Fiercely protect the seeds to be certain
your kids had food? And the Quern?
Pack the stone each time you move.
Reminder: my “Field Notes” Writing Workshop at the Deschutes Land Trust’s Indian Ford Meadow Preserve is tomorrow, Saturday August 23rd, 9:00-11:00. There is no cost (same as all the Land Trust’s guided hikes and outings) but you need to sign-up through the Deschutes Land Trust website—http://www.deschuteslandtrust.org/events/hikes/field-notes-indian-ford-meadow-preserve.
The limit is ten and, as of Friday morning, there were a few slots left.
My short essay Writing Personal Field Notes at Land Trust Preserves is up on the Deschutes Land Trust website.
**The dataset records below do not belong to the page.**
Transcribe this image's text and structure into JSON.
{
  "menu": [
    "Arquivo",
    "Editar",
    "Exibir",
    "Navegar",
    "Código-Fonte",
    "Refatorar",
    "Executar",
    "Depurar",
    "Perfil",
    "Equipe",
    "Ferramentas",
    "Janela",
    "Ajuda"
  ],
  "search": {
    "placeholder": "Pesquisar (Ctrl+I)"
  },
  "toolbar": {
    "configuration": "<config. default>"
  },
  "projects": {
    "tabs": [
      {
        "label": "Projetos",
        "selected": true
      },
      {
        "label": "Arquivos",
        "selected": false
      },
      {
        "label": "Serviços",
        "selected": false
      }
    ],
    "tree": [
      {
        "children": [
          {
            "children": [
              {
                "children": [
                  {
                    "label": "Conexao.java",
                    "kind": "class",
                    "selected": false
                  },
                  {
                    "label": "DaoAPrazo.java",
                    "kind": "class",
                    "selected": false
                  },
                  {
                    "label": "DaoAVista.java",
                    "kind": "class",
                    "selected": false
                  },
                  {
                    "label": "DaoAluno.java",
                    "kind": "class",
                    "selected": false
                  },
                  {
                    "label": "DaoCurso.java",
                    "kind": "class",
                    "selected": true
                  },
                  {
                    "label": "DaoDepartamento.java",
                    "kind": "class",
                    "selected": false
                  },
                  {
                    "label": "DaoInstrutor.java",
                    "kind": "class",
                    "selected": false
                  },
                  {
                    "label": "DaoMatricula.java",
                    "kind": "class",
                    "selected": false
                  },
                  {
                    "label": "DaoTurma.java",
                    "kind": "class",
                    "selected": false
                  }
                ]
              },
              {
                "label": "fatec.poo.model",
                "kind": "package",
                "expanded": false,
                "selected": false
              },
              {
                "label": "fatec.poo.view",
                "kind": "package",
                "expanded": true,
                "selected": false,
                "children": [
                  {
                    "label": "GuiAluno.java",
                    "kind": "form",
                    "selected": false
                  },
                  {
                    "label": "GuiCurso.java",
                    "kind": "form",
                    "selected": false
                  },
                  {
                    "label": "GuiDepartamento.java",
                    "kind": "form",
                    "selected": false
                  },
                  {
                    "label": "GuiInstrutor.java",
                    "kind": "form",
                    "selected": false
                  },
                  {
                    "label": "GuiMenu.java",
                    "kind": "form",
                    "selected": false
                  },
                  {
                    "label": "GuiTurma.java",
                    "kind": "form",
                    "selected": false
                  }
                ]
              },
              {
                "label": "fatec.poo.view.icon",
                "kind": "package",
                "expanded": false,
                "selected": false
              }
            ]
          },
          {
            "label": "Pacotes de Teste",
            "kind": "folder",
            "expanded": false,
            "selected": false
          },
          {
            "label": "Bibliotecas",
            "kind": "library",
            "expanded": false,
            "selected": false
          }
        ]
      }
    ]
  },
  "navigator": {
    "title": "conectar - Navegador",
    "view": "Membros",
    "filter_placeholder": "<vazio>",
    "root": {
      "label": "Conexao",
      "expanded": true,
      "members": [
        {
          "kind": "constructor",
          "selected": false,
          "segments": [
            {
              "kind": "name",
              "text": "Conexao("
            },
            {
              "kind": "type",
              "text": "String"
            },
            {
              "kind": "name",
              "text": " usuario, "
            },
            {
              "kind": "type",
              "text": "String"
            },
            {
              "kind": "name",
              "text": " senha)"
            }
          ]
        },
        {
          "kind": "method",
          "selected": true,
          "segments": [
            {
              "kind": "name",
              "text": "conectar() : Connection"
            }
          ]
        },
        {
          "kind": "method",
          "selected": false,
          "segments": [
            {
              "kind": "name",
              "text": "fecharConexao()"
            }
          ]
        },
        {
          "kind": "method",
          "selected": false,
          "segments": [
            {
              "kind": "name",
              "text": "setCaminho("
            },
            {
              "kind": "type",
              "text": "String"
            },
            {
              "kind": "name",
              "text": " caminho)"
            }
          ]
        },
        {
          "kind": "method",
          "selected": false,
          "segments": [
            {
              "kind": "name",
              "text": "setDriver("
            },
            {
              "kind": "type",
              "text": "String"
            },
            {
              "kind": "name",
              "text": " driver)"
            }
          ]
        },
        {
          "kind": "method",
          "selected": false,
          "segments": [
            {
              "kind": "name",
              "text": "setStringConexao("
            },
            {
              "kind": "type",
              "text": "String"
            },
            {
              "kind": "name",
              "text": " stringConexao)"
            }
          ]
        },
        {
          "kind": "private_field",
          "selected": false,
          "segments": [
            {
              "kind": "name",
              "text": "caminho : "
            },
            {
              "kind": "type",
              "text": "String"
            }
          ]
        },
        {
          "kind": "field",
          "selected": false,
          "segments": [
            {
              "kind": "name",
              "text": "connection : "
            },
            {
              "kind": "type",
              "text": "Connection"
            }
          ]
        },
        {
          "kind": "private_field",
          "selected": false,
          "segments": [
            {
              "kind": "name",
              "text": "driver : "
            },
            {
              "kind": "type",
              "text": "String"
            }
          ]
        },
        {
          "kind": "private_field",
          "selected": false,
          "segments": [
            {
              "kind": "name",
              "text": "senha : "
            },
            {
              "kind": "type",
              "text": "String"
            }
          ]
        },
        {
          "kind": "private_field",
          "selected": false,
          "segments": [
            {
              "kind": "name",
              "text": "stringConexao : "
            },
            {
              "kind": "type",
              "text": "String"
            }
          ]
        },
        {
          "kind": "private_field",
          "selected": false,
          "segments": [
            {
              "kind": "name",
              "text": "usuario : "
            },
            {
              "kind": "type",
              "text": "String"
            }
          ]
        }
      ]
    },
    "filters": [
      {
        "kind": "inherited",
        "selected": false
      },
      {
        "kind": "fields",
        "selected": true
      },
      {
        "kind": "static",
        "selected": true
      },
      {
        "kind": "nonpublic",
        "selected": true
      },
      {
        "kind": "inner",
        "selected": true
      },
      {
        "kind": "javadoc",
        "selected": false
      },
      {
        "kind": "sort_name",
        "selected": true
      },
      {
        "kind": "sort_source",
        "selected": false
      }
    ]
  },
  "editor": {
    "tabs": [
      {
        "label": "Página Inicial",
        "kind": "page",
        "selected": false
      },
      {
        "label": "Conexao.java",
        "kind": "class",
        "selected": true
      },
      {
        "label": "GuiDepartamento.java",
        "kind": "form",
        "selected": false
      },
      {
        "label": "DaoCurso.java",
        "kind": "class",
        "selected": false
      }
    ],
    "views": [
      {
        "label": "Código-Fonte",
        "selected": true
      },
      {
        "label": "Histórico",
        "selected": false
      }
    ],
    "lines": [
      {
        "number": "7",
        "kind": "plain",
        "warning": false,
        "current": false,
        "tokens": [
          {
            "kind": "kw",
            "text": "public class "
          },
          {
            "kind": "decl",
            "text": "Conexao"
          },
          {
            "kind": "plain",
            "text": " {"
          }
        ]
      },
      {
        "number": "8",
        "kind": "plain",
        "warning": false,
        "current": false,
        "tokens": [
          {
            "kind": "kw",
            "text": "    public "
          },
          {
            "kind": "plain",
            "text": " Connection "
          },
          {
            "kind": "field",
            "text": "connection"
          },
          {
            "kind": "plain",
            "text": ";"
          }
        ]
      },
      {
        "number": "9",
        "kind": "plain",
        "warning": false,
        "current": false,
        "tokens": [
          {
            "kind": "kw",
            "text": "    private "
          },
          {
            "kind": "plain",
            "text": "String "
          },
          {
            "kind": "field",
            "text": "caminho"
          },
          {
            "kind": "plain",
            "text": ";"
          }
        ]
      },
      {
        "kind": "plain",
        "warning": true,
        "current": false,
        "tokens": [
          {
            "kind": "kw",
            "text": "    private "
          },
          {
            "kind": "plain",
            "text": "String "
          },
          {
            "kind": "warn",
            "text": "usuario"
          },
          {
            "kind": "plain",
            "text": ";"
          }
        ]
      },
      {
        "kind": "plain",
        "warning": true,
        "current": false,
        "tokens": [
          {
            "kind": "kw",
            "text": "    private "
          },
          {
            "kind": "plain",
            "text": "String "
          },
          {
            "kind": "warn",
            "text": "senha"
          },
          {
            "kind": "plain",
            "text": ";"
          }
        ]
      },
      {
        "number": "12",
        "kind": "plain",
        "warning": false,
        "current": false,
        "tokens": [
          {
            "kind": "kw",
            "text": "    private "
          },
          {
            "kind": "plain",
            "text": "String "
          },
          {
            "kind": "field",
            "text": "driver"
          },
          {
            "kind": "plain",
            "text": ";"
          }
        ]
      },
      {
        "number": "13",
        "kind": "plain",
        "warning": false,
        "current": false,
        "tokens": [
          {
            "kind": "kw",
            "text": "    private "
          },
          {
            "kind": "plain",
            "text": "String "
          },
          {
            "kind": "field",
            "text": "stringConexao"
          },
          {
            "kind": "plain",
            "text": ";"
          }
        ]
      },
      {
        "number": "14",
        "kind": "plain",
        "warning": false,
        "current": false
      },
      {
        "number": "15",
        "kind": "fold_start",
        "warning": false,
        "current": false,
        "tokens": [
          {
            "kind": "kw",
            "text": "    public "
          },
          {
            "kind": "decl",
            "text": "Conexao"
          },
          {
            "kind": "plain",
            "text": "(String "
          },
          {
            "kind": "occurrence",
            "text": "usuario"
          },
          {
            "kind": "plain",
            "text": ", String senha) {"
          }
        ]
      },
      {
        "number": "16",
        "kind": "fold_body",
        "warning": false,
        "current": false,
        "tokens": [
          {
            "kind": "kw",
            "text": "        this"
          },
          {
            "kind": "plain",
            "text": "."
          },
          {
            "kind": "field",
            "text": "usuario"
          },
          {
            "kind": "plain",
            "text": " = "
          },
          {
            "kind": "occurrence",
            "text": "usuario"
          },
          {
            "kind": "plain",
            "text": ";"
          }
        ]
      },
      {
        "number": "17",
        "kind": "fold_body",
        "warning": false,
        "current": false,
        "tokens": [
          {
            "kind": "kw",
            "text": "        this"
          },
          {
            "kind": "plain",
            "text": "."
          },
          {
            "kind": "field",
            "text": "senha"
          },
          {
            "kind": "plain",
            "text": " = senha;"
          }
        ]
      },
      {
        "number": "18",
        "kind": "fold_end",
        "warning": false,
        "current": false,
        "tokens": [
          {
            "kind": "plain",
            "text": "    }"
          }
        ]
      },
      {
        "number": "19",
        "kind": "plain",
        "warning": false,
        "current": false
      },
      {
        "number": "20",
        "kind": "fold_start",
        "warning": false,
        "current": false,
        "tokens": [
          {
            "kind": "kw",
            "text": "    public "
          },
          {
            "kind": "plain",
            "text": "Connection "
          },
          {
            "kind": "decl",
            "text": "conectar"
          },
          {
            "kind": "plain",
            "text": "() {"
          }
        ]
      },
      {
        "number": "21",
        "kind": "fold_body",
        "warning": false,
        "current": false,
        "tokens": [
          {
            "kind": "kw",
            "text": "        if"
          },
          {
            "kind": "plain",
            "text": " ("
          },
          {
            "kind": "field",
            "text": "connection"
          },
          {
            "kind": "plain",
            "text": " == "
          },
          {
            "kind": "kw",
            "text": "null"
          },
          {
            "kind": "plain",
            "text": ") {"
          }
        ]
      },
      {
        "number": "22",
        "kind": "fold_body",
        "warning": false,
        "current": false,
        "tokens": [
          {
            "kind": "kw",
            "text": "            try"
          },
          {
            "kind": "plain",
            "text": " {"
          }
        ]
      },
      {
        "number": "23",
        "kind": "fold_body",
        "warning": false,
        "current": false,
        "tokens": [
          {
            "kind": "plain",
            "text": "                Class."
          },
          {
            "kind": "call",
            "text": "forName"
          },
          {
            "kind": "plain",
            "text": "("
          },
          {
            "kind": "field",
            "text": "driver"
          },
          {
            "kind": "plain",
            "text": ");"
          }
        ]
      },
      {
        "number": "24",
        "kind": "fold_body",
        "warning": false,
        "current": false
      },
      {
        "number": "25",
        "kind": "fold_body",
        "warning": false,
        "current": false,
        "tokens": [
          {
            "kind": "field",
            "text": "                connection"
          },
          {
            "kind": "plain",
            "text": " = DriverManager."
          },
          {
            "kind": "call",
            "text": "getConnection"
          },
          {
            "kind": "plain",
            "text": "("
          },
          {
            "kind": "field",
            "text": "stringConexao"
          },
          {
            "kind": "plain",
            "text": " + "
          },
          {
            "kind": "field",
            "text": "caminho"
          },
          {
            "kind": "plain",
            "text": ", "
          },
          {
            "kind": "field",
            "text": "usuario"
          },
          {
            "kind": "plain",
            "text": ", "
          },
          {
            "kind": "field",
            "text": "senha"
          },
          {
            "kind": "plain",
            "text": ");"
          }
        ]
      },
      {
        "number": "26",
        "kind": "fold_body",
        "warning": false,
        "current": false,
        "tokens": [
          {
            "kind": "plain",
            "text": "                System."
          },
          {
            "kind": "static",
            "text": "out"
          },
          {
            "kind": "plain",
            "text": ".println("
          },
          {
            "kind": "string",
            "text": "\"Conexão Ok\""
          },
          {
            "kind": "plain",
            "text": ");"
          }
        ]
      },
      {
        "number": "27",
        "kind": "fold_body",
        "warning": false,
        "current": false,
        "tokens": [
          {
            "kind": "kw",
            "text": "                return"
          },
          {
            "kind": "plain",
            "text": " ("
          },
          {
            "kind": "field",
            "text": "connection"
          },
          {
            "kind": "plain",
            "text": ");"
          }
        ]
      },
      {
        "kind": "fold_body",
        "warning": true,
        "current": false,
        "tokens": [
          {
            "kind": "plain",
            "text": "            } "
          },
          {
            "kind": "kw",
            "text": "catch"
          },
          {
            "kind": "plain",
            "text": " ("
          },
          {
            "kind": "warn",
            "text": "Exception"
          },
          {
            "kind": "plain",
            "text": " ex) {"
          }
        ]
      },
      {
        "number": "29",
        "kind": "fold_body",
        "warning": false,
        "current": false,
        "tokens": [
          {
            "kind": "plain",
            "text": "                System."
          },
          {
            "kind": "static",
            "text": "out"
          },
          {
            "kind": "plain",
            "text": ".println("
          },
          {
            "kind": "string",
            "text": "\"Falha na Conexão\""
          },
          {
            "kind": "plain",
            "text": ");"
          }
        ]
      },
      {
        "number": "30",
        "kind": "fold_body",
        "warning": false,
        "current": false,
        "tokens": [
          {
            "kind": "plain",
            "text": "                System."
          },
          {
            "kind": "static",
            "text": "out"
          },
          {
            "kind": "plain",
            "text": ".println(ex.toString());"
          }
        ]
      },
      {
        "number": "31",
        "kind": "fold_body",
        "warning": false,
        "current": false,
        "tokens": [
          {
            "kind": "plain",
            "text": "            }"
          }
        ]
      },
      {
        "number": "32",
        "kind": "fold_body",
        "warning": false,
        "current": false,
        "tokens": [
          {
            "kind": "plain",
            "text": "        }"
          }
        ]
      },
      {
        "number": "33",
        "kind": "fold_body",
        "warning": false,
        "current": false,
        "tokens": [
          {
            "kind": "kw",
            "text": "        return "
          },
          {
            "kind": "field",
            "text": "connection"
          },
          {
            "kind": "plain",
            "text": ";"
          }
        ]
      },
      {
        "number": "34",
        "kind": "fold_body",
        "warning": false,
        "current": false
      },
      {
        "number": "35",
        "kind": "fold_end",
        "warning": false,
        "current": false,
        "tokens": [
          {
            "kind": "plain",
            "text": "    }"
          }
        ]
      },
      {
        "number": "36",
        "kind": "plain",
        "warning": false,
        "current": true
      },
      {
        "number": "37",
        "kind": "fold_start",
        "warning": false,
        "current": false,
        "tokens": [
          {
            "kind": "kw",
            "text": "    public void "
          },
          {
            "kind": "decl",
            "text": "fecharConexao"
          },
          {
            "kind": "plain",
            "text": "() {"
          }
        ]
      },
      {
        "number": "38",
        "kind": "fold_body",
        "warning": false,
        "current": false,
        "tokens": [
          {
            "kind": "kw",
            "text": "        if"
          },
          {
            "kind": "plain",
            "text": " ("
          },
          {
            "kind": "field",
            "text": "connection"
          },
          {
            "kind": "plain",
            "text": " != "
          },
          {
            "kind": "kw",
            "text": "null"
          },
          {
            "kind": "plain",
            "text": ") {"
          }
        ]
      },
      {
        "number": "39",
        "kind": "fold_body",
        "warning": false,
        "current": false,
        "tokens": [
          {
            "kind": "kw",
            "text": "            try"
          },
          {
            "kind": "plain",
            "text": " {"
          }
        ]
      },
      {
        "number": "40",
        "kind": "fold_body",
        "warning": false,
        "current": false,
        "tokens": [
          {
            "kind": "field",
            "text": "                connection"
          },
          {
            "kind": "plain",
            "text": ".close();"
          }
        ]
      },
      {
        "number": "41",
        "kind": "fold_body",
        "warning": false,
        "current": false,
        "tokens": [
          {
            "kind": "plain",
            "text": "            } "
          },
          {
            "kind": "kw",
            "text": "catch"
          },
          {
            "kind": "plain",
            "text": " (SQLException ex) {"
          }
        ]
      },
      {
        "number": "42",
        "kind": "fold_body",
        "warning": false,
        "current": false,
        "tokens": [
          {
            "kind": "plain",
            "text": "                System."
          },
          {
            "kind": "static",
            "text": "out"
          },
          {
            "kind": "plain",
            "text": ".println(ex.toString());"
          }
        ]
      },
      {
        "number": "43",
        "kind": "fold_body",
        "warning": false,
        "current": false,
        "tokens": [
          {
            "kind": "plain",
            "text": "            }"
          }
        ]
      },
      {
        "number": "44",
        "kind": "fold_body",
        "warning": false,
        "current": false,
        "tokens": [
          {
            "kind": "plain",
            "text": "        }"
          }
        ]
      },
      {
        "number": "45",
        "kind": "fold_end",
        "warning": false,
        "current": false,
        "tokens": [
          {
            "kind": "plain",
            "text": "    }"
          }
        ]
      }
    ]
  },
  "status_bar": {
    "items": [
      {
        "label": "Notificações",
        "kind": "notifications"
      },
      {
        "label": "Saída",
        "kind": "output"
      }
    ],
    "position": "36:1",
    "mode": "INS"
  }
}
Wednesday August 6 at 9:00 am: Tune in to KPOV (kpov.org) in Bend, Oregon for The Point. I’ll be reading a couple poems from Unbound: Alaska Poems and visiting with show host, Valarie Gervais.
Sunday August 10 at 2:00 pm: Deschutes Library, Second Sunday Know Local Authors. Thirteen local authors were selected for this event. I’ll be reading poems from Unbound: Alaska Poems.
Register now for my Field Notes Writing Workshops at the Deschutes Land Trust’s Metolius Preserve (Saturday, August 9, 2014) and at Indian Ford Meadow Preserve (Saturday, August 23). These workshops are free but registration is required, either through the Land Trust’s web site or by calling the Deschutes Land Trust in Bend, Oregon at (541) 330-0017.
What is it like to travel through the Palouse in far-eastern Washington state? In late summer the wheat-growing landscape has a particular grand tableau ambiance.
The Word Is Field, from my Palouse collection, appeared 5/6/2014 as the featured poem on The Daily Dose of Lit blog.
Notes & References
Photo credit: Katie Eberhart
The second and third installments of my April guest blogs have been posted at 49 Writers.
Digressive Travel (4/9/2014) includes musings on travel and metaphors, and will transport you (briefly!) to the MacKenzie River in the Canadian Arctic and the Matanuska River channel in south-central Alaska.
In Common Life (4/16/2014), I consider the question “what triggers ideas for writing?” and traipse across some of my writing terrain, from Tiger Swallowtail butterflies, lilac blooms, and picking tomatoes to moose and icy roads.
Of course, common life is what we notice and experience every day. Or is it?